▶ _How to complete this task_: All lines in the entries below that hold "Delete" make up the answer.
+++ Data excerpts +++
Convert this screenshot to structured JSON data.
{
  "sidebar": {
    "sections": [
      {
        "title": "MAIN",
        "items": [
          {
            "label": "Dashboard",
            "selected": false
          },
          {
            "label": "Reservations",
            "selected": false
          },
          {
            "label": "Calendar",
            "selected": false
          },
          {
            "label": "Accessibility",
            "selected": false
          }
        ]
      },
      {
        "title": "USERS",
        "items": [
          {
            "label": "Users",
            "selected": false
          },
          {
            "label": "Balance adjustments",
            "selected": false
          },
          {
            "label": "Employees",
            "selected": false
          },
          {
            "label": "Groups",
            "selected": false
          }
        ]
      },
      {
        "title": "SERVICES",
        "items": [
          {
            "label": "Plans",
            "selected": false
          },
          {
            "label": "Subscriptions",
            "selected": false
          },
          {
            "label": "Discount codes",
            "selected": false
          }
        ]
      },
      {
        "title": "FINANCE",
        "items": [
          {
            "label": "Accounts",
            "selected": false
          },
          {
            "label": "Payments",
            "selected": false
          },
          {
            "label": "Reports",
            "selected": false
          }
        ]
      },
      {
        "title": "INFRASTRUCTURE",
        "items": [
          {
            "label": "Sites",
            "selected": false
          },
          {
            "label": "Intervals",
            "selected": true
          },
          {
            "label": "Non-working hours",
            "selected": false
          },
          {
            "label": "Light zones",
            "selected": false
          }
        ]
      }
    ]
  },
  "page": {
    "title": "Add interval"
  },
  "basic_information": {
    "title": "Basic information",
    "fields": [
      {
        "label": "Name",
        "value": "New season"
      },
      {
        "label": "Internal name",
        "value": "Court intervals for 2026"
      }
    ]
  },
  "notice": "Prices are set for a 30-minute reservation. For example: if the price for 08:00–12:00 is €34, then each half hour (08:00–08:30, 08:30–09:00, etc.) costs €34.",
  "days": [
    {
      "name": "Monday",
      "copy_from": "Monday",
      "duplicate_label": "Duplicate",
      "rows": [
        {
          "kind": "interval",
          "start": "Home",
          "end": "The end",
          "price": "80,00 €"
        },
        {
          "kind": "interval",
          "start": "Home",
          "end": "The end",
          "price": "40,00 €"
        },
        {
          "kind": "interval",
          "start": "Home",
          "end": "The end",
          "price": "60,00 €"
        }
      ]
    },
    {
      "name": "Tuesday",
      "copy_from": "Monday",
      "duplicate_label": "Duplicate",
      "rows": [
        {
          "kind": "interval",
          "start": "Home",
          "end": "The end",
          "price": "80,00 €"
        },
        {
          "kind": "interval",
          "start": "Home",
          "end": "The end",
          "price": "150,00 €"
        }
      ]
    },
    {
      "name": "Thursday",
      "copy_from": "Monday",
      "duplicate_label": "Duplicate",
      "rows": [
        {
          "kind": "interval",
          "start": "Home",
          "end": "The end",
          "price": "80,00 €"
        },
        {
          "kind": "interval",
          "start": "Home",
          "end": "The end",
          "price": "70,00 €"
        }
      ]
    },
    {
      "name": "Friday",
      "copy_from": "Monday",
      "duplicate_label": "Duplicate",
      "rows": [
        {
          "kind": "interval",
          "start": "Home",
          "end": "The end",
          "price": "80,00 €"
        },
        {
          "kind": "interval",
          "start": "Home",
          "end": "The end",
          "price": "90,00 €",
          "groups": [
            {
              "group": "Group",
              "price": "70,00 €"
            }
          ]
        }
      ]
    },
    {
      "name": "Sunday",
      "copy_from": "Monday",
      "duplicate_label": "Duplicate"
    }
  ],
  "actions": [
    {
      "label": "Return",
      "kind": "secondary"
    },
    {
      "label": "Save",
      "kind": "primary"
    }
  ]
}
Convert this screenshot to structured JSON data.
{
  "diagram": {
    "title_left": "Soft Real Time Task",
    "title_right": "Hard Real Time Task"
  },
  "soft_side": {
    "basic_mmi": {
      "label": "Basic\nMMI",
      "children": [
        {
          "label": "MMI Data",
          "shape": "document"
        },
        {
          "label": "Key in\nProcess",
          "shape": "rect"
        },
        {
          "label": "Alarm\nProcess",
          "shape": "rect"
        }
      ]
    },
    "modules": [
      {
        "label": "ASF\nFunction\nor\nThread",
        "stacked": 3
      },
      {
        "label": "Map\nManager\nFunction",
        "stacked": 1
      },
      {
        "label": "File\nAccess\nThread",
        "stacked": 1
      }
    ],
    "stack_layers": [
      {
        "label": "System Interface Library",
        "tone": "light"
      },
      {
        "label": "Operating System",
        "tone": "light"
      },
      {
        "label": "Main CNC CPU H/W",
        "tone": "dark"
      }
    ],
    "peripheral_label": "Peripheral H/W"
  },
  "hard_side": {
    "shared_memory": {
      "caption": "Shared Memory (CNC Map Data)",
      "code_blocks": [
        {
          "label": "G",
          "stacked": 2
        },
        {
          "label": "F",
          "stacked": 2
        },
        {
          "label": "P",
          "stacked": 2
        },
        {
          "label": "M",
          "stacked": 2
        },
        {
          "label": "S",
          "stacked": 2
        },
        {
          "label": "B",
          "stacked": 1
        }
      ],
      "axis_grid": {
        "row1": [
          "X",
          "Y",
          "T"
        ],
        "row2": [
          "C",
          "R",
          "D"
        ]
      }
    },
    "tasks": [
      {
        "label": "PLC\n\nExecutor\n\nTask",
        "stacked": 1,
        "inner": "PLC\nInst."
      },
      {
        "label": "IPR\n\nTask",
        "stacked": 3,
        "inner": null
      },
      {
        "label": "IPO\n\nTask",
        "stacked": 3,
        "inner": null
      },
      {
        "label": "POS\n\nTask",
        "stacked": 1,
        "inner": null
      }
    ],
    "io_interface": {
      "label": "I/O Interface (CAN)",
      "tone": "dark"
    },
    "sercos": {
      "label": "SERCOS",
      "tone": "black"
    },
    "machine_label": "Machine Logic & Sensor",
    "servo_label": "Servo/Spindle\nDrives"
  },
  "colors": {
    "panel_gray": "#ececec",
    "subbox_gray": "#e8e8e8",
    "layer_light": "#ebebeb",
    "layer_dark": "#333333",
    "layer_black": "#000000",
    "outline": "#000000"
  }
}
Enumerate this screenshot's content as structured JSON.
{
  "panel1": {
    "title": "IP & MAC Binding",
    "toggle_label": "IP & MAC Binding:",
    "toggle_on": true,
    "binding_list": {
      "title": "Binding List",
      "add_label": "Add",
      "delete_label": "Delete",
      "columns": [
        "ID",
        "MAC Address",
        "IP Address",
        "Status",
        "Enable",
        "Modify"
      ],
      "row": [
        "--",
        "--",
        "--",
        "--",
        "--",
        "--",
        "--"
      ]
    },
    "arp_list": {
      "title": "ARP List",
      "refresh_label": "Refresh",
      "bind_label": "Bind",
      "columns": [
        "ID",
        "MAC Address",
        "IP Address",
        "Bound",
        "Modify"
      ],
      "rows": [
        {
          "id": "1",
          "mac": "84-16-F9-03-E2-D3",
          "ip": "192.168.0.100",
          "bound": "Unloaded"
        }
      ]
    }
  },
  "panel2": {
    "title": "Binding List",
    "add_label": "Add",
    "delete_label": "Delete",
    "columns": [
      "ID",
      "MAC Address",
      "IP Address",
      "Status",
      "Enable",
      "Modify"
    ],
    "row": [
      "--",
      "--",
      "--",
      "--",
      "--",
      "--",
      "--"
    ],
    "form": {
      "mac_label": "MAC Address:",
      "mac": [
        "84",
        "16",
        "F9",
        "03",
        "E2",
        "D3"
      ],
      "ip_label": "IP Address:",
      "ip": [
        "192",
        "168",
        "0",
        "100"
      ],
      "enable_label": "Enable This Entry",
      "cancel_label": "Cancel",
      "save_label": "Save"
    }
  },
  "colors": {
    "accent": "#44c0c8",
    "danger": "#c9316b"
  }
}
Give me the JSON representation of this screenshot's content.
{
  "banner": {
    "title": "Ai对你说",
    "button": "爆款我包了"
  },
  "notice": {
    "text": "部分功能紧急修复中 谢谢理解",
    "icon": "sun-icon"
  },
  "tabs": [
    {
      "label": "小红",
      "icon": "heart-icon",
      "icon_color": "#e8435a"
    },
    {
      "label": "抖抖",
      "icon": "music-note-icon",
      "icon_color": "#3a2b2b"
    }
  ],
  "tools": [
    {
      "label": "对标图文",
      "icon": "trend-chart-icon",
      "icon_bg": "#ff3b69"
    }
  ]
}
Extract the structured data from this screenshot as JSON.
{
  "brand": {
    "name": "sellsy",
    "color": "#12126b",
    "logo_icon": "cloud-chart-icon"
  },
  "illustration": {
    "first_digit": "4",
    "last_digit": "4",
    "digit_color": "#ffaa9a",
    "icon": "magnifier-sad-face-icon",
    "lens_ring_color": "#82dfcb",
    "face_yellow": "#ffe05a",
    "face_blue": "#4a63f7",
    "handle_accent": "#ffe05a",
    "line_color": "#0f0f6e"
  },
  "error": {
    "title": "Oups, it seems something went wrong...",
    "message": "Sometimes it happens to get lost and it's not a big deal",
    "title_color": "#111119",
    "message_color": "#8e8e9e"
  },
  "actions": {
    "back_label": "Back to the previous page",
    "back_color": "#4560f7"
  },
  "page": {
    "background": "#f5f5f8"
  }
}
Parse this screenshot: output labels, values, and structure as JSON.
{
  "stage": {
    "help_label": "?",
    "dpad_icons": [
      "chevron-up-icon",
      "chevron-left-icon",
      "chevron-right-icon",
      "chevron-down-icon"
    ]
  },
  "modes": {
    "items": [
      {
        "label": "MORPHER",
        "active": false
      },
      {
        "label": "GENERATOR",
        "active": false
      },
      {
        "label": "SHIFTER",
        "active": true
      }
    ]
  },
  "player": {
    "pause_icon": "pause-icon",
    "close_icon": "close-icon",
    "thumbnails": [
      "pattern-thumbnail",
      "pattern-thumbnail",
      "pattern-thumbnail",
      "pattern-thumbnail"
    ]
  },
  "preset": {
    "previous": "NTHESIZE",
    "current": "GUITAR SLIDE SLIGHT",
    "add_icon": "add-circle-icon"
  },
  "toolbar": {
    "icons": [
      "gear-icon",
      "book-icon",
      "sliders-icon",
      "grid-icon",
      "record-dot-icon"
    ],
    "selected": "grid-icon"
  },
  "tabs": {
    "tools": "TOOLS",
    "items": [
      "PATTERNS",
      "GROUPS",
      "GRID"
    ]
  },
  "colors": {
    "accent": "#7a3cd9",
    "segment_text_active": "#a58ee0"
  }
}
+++
▶ _Response to the exercise_:
      "delete_label": "Delete",
    "delete_label": "Delete",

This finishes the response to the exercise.